Females are more likely to be slow caffeine metabolizers, meaning the substance takes longer to kick in and stays in your system longer. This means you'll want more time between consuming and performing to see the benefits, and you'll need to stop consuming it earlier in the day to avoid putting your sleep at risk.
Research shows carbohydrate loading is only effective when women consume 10 to 12 grams per kilogram of body weight for 48 hours prior to the event. Most women under-consume carbohydrates, rendering this performance strategy useless.
Iron Is Even More Important
Iron is a critical nutrient for carrying oxygen-rich blood cells to working muscles. Due to menstrual blood loss, the finicky nature of this mineral—and the fact that many female athletes consume less meat—means there is a serious risk of becoming iron deficient.
Ease Into Changes
Women's hormones are also very sensitive day to day and are susceptible to changes in stress, training and nutrition intake. When starting any new routine (like intermittent fasting or a new training plan) it is advised that women take it very slow and ease into the changes to not heavily disrupt hormone levels and signals.
More Gastric Distress
Active females tend to have more gastric distress during exercise. This might be due to consuming high amounts of roughage and fiber or being more sensitive to nerves and anxiety.
Take Your Cycle Into Account
Nutrient needs are very dependent on monthly cycle phase and phase of life (pregnant, breast feeding, menopausal, etc.). It is very important to reevaluate your diet, fitness and goals when you enter a new phase.
Fast for Shorter Durations
While women can benefit from intermittent fasting just as well as men, female hormones are too sensitive to starvation to handle extended fasts.
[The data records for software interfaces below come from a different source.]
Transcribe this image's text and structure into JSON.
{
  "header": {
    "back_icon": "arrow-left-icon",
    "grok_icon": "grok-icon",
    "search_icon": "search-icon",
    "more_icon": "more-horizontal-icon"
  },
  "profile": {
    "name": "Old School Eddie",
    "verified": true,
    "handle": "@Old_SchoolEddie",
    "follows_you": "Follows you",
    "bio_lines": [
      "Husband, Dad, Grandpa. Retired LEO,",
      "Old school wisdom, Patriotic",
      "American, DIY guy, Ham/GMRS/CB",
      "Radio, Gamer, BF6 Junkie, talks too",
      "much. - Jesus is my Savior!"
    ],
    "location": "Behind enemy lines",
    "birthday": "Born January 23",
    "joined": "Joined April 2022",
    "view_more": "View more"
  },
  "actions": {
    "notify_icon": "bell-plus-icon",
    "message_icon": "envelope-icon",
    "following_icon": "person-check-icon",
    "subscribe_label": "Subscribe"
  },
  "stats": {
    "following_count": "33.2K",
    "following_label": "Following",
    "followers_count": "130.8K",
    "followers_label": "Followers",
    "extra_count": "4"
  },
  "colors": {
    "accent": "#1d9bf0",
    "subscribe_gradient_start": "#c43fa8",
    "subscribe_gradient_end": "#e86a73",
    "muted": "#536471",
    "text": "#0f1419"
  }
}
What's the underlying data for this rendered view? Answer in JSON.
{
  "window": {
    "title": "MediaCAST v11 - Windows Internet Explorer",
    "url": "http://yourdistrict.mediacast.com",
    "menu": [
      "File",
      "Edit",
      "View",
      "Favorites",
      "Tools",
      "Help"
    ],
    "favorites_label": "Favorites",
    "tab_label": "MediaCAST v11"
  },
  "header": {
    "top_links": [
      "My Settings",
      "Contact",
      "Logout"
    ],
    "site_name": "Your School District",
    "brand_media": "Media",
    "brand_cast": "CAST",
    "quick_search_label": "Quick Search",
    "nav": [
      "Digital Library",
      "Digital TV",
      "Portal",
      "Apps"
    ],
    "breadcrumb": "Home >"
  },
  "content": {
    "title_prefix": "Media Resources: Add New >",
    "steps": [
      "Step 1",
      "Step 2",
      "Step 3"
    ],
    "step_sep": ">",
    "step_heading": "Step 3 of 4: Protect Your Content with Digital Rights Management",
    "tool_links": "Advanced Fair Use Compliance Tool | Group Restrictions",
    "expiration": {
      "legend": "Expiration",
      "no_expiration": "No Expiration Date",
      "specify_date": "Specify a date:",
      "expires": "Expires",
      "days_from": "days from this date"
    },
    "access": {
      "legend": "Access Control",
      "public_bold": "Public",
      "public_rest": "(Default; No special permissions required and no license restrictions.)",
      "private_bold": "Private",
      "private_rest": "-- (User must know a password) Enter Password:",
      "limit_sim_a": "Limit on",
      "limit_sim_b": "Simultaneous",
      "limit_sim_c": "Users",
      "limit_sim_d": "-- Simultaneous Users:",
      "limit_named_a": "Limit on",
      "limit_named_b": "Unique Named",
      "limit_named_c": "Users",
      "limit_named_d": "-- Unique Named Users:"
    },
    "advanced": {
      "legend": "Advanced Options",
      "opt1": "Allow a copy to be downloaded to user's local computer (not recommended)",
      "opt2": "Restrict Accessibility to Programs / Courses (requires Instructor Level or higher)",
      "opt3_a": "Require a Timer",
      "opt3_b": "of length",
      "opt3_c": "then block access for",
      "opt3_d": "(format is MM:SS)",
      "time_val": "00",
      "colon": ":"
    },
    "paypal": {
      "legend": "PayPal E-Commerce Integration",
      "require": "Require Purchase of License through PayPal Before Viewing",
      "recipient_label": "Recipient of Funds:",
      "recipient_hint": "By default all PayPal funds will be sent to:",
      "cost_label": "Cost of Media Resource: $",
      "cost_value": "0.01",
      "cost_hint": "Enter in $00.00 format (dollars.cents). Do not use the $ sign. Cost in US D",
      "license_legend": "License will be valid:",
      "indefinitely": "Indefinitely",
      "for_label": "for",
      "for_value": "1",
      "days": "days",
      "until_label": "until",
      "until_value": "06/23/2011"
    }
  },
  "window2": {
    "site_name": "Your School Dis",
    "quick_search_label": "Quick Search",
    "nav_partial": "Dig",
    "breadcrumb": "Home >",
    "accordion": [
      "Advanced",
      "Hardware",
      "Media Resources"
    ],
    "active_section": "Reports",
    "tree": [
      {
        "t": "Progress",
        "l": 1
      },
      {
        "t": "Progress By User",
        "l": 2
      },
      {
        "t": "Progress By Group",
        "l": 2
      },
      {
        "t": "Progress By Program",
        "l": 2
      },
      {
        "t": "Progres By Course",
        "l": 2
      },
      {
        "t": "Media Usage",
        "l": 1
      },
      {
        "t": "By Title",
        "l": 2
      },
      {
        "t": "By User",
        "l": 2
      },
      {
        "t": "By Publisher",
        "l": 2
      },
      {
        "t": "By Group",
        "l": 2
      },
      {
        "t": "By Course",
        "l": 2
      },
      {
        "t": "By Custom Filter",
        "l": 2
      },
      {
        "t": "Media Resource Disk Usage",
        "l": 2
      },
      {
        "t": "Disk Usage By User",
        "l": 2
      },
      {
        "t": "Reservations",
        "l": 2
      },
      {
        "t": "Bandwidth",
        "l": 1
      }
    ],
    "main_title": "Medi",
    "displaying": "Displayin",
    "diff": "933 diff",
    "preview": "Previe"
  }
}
If this is something you'd like to experiment with, aim for short duration fasts of 12 to 16 hours, and ease your way into it.
Avoid Restrictive Diets
Eating restrictive diets puts women at risk for under-consuming crucial nutrients that fit females need to be concerned with, such as folate, calcium, iron, zinc, Vitamin D and B12.
Under consuming calories and carbohydrates puts reproductive health at risk. Excessive fatigue, low bone density and the absence of menstrual cycle are risk factors.
Energy availability is the best method of assessing adequate energy and health demands for female athletes. They should aim to take in 45 calories per kilogram of fat free mass each day. Consuming less than 30 calories per kilogram per day is shown to risk bone quality, mental well-being, performance and reproductive health.
Females at any level of activity need and will benefit from paying extra attention to their nutrition. All women should routinely get checked for hormone and nutrient levels to ensure on-going health, as it is difficult to see if anything is wrong until your health is negatively affected. Working one on one with a sports dietitian can help you make sure your diet is the best it can be to promote health and performance.
READ THIS NEXT: The Pros and Cons of Tracking Your Food